Adopting Zoom Culture at Lloyd Center for the Environment

by Adeline Bellesheim, Lloyd Center Educator/Naturalist

As the weeks go by during this pandemic, the new “normal” starts to feel more comfortable. Like any other work operation, the staff at the Lloyd Center is adapting to these intense changes. Although it has been months since the entire staff has sat in a room together, there is still a large sense of comradery here. The property must be maintained, and our animals require daily attention. We have developed a system of rotation in order to meet all of our goals as an environmental education and research center. If we are lucky, sometimes we even run into another staff member from a distance at the Lloyd Center property! It is hard to feel an overwhelming sense of isolation with such a supportive group of people.

In order to keep things running at the Lloyd Center, it is extremely important for us to communicate. Members of the education staff connect on a daily basis in order to successfully launch our 1pm lessons on social media. Although the research department is used to isolation on the beaches looking for plovers, or in the woods searching for bugs, they are still catching up on data collection and analysis. Every week the entire staff sits down in our homes and join in a Zoom call to catch up on how things are operating throughout the different departments. Even though we are spread out throughout the entire south coast region, Zoom allows us to connect as if we are all together on the third floor of the main building, just like the ‘old days’.

This is not the only advantage that this video chat platform has provided for the Lloyd Center. Schools have been closed for over two months, and we are missing our students dearly. Many of the education staff members have formed close bonds with our students in their classrooms through months of Feathery Focus lessons and Coastal Exploration programs. The classrooms of Dartmouth and Fall River elementary schools use to fill with screams of excitement when we would walk in for our monthly lessons. Now is the time where they should be visiting us for their field trip, which would sum up everything they learned all year. Although that is no longer possible, the Lloyd Center staff has made it possible to transition this final lesson to Zoom.
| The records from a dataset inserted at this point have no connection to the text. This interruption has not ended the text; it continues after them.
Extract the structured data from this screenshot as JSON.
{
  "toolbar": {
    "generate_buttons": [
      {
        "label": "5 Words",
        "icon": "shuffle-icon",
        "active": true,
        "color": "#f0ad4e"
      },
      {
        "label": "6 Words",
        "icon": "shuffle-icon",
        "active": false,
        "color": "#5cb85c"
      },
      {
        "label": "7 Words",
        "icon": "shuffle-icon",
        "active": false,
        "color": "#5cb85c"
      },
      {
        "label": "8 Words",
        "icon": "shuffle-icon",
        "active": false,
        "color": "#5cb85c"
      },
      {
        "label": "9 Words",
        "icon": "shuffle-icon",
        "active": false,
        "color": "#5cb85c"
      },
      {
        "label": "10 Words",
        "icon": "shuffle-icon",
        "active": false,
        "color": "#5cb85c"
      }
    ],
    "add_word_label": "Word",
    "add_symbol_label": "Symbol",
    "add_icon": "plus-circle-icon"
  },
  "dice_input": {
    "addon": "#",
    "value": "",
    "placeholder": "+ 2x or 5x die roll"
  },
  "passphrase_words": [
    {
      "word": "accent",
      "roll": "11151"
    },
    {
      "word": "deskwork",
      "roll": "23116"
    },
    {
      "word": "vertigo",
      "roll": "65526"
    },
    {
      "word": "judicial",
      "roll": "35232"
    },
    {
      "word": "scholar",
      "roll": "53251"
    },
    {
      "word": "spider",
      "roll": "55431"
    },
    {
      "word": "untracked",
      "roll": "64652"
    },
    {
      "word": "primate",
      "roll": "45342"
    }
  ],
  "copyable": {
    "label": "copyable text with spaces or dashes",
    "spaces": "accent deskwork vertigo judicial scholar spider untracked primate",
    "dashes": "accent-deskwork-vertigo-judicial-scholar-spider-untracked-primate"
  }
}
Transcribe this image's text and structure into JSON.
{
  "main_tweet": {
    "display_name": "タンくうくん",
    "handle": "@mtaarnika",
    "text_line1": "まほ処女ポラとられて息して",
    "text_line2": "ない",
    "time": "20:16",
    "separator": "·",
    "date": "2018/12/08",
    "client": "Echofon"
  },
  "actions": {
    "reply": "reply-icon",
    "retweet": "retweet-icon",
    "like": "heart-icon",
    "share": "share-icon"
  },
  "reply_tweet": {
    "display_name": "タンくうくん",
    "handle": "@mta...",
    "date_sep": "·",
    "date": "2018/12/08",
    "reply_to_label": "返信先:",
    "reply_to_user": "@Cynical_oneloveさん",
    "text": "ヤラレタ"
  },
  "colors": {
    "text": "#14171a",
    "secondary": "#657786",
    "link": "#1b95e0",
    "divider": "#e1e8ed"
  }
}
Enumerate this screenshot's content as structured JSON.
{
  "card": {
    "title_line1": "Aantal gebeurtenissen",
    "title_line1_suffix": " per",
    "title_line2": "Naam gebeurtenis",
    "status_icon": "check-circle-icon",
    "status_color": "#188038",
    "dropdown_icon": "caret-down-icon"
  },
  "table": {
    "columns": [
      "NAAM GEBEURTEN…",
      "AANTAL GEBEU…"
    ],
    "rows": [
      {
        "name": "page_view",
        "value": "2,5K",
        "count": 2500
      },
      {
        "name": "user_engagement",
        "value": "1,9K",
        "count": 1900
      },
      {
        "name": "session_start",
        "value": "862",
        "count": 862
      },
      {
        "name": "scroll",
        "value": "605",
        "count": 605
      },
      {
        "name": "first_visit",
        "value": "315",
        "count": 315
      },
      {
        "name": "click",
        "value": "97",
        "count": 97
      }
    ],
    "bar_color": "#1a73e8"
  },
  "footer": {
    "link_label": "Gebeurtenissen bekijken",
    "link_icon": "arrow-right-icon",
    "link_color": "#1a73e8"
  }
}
Many adults are using Zoom to communicate with their coworkers about business affairs and other matters. There is a certain “Zoom etiquette” that many people have begun to pick up on. Mute your microphone when you are not speaking to drown out background noise. Don’t wear pajama pants, even if you think nobody can see your bottom half. The first few calls may have been an adjustment, but most people have started to get it down. But, as any teacher will tell you, when you are Zoom-ing with a group of 20 nine-year-olds, all of these rules go straight out of the window! The lesson always goes fairly smoothly. The parents are there to assist with technical support, and the students know to mute themselves during a presentation. A question is asked, and they politely raise their hands to answer. Once the learning begins to wind down and there is room at the end for questions, that’s when things start to get interesting. You may not feel tempted to show your boss a panorama of your room or your favorite stuffed animal, but these children who have been home for months are dying for some show and tell.

A virtual classroom is not quite the same as teaching in person, but we are so grateful for a way to connect with our students. In times of social distancing and face masks, it is so nice to turn on a computer and see young, smiling faces looking back at you. Even on mute, it is easy to see when a student is excited about the material. We are happy to be able to share lessons on field marks, habitat exploration, and much more. It has definitely been far from a normal spring for the Lloyd Center, but we are so thankful for the amazing teachers, students, and everyone who has made it possible to visit our students in their Zoom classrooms.